▶ _Task prompt_: Reproduce every entry exactly as written.
═════ Supplied data ═════
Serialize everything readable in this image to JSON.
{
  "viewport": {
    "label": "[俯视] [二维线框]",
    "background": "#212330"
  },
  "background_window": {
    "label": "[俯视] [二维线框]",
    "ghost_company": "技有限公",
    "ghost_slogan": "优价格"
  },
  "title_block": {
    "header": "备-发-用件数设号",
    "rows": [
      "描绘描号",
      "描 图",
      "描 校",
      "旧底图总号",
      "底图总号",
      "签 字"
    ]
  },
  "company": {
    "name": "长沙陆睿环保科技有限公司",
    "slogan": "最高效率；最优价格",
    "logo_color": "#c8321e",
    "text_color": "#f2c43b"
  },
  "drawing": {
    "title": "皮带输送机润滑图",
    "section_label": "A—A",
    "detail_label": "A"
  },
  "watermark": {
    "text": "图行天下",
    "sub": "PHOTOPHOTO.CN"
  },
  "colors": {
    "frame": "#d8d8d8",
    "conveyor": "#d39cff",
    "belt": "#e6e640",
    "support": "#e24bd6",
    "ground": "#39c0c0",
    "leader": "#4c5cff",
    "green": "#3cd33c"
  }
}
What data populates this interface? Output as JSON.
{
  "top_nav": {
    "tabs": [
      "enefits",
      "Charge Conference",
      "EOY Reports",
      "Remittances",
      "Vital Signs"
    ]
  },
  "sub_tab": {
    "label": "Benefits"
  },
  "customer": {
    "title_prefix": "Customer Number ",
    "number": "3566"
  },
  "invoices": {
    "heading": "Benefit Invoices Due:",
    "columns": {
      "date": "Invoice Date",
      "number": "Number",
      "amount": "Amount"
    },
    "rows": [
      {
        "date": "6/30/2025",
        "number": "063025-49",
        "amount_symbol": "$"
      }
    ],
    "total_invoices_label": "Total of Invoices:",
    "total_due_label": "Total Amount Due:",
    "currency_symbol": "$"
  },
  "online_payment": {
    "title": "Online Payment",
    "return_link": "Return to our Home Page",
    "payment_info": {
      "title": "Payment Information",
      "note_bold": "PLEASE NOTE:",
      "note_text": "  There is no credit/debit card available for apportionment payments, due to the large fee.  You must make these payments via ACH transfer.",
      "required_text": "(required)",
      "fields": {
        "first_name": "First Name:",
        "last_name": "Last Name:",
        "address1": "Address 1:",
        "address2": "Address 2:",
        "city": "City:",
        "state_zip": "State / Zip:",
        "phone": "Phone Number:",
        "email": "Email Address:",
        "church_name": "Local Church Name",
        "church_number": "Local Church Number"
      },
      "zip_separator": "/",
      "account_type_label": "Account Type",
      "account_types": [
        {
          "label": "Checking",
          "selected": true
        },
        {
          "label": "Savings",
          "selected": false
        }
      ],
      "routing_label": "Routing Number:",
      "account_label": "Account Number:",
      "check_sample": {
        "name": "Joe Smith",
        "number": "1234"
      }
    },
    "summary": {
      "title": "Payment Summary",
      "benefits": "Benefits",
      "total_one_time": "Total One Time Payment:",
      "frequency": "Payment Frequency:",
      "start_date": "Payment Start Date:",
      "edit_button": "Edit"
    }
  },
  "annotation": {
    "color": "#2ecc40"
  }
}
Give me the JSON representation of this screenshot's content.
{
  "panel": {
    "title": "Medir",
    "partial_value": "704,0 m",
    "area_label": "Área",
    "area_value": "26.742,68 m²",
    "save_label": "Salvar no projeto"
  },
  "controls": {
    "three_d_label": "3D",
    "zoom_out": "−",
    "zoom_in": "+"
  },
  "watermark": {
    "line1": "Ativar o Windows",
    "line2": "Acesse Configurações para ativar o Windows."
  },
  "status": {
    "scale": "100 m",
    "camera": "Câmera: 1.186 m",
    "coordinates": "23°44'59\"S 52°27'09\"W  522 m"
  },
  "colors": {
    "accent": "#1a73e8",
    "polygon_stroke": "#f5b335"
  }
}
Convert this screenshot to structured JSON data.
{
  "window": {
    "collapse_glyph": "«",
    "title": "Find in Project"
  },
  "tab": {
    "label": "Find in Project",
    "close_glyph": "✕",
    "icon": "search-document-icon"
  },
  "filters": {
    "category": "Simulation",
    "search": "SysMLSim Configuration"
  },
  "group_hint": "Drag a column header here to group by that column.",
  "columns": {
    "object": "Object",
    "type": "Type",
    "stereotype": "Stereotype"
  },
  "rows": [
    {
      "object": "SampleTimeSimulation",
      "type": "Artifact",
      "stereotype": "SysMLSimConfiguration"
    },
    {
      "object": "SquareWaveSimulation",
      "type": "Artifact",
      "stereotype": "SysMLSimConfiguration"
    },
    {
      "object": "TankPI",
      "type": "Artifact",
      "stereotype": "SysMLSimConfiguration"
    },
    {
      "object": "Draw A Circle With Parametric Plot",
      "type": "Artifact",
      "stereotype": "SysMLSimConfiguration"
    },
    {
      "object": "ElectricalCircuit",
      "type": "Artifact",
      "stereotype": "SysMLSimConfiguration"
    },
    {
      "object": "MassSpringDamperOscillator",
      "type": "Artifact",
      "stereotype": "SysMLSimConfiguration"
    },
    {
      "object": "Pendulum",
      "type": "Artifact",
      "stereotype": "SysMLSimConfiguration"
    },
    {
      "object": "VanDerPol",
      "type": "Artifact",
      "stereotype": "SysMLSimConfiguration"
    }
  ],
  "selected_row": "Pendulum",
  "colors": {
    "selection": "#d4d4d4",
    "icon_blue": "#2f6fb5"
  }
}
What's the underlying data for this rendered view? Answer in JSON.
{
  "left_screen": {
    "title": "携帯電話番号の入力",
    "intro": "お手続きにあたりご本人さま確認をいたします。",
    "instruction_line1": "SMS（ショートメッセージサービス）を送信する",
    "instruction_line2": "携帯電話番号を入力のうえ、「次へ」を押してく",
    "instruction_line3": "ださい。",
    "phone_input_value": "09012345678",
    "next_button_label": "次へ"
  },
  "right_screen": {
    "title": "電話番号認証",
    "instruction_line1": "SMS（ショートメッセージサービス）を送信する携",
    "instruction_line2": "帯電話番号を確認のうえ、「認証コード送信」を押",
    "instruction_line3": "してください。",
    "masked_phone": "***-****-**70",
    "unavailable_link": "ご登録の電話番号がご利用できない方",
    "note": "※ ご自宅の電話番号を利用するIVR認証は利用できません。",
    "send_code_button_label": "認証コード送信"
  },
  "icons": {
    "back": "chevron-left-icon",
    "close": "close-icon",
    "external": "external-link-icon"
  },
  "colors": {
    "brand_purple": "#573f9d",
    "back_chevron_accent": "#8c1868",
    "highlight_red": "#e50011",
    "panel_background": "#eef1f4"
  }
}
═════
▶ _Task result_:
Serialize everything readable in this image to JSON.
{
  "viewport": {
    "label": "[俯视] [二维线框]",
    "background": "#212330"
  },
  "background_window": {
    "label": "[俯视] [二维线框]",
    "ghost_company": "技有限公",
    "ghost_slogan": "优价格"
  },
  "title_block": {
    "header": "备-发-用件数设号",
    "rows": [
      "描绘描号",
      "描 图",
      "描 校",
      "旧底图总号",
      "底图总号",
      "签 字"
    ]
  },
  "company": {
    "name": "长沙陆睿环保科技有限公司",
    "slogan": "最高效率；最优价格",
    "logo_color": "#c8321e",
    "text_color": "#f2c43b"
  },
  "drawing": {
    "title": "皮带输送机润滑图",
    "section_label": "A—A",
    "detail_label": "A"
  },
  "watermark": {
    "text": "图行天下",
    "sub": "PHOTOPHOTO.CN"
  },
  "colors": {
    "frame": "#d8d8d8",
    "conveyor": "#d39cff",
    "belt": "#e6e640",
    "support": "#e24bd6",
    "ground": "#39c0c0",
    "leader": "#4c5cff",
    "green": "#3cd33c"
  }
}
What data populates this interface? Output as JSON.
{
  "top_nav": {
    "tabs": [
      "enefits",
      "Charge Conference",
      "EOY Reports",
      "Remittances",
      "Vital Signs"
    ]
  },
  "sub_tab": {
    "label": "Benefits"
  },
  "customer": {
    "title_prefix": "Customer Number ",
    "number": "3566"
  },
  "invoices": {
    "heading": "Benefit Invoices Due:",
    "columns": {
      "date": "Invoice Date",
      "number": "Number",
      "amount": "Amount"
    },
    "rows": [
      {
        "date": "6/30/2025",
        "number": "063025-49",
        "amount_symbol": "$"
      }
    ],
    "total_invoices_label": "Total of Invoices:",
    "total_due_label": "Total Amount Due:",
    "currency_symbol": "$"
  },
  "online_payment": {
    "title": "Online Payment",
    "return_link": "Return to our Home Page",
    "payment_info": {
      "title": "Payment Information",
      "note_bold": "PLEASE NOTE:",
      "note_text": "  There is no credit/debit card available for apportionment payments, due to the large fee.  You must make these payments via ACH transfer.",
      "required_text": "(required)",
      "fields": {
        "first_name": "First Name:",
        "last_name": "Last Name:",
        "address1": "Address 1:",
        "address2": "Address 2:",
        "city": "City:",
        "state_zip": "State / Zip:",
        "phone": "Phone Number:",
        "email": "Email Address:",
        "church_name": "Local Church Name",
        "church_number": "Local Church Number"
      },
      "zip_separator": "/",
      "account_type_label": "Account Type",
      "account_types": [
        {
          "label": "Checking",
          "selected": true
        },
        {
          "label": "Savings",
          "selected": false
        }
      ],
      "routing_label": "Routing Number:",
      "account_label": "Account Number:",
      "check_sample": {
        "name": "Joe Smith",
        "number": "1234"
      }
    },
    "summary": {
      "title": "Payment Summary",
      "benefits": "Benefits",
      "total_one_time": "Total One Time Payment:",
      "frequency": "Payment Frequency:",
      "start_date": "Payment Start Date:",
      "edit_button": "Edit"
    }
  },
  "annotation": {
    "color": "#2ecc40"
  }
}
Give me the JSON representation of this screenshot's content.
{
  "panel": {
    "title": "Medir",
    "partial_value": "704,0 m",
    "area_label": "Área",
    "area_value": "26.742,68 m²",
    "save_label": "Salvar no projeto"
  },
  "controls": {
    "three_d_label": "3D",
    "zoom_out": "−",
    "zoom_in": "+"
  },
  "watermark": {
    "line1": "Ativar o Windows",
    "line2": "Acesse Configurações para ativar o Windows."
  },
  "status": {
    "scale": "100 m",
    "camera": "Câmera: 1.186 m",
    "coordinates": "23°44'59\"S 52°27'09\"W  522 m"
  },
  "colors": {
    "accent": "#1a73e8",
    "polygon_stroke": "#f5b335"
  }
}
Convert this screenshot to structured JSON data.
{
  "window": {
    "collapse_glyph": "«",
    "title": "Find in Project"
  },
  "tab": {
    "label": "Find in Project",
    "close_glyph": "✕",
    "icon": "search-document-icon"
  },
  "filters": {
    "category": "Simulation",
    "search": "SysMLSim Configuration"
  },
  "group_hint": "Drag a column header here to group by that column.",
  "columns": {
    "object": "Object",
    "type": "Type",
    "stereotype": "Stereotype"
  },
  "rows": [
    {
      "object": "SampleTimeSimulation",
      "type": "Artifact",
      "stereotype": "SysMLSimConfiguration"
    },
    {
      "object": "SquareWaveSimulation",
      "type": "Artifact",
      "stereotype": "SysMLSimConfiguration"
    },
    {
      "object": "TankPI",
      "type": "Artifact",
      "stereotype": "SysMLSimConfiguration"
    },
    {
      "object": "Draw A Circle With Parametric Plot",
      "type": "Artifact",
      "stereotype": "SysMLSimConfiguration"
    },
    {
      "object": "ElectricalCircuit",
      "type": "Artifact",
      "stereotype": "SysMLSimConfiguration"
    },
    {
      "object": "MassSpringDamperOscillator",
      "type": "Artifact",
      "stereotype": "SysMLSimConfiguration"
    },
    {
      "object": "Pendulum",
      "type": "Artifact",
      "stereotype": "SysMLSimConfiguration"
    },
    {
      "object": "VanDerPol",
      "type": "Artifact",
      "stereotype": "SysMLSimConfiguration"
    }
  ],
  "selected_row": "Pendulum",
  "colors": {
    "selection": "#d4d4d4",
    "icon_blue": "#2f6fb5"
  }
}
What's the underlying data for this rendered view? Answer in JSON.
{
  "left_screen": {
    "title": "携帯電話番号の入力",
    "intro": "お手続きにあたりご本人さま確認をいたします。",
    "instruction_line1": "SMS（ショートメッセージサービス）を送信する",
    "instruction_line2": "携帯電話番号を入力のうえ、「次へ」を押してく",
    "instruction_line3": "ださい。",
    "phone_input_value": "09012345678",
    "next_button_label": "次へ"
  },
  "right_screen": {
    "title": "電話番号認証",
    "instruction_line1": "SMS（ショートメッセージサービス）を送信する携",
    "instruction_line2": "帯電話番号を確認のうえ、「認証コード送信」を押",
    "instruction_line3": "してください。",
    "masked_phone": "***-****-**70",
    "unavailable_link": "ご登録の電話番号がご利用できない方",
    "note": "※ ご自宅の電話番号を利用するIVR認証は利用できません。",
    "send_code_button_label": "認証コード送信"
  },
  "icons": {
    "back": "chevron-left-icon",
    "close": "close-icon",
    "external": "external-link-icon"
  },
  "colors": {
    "brand_purple": "#573f9d",
    "back_chevron_accent": "#8c1868",
    "highlight_red": "#e50011",
    "panel_background": "#eef1f4"
  }
}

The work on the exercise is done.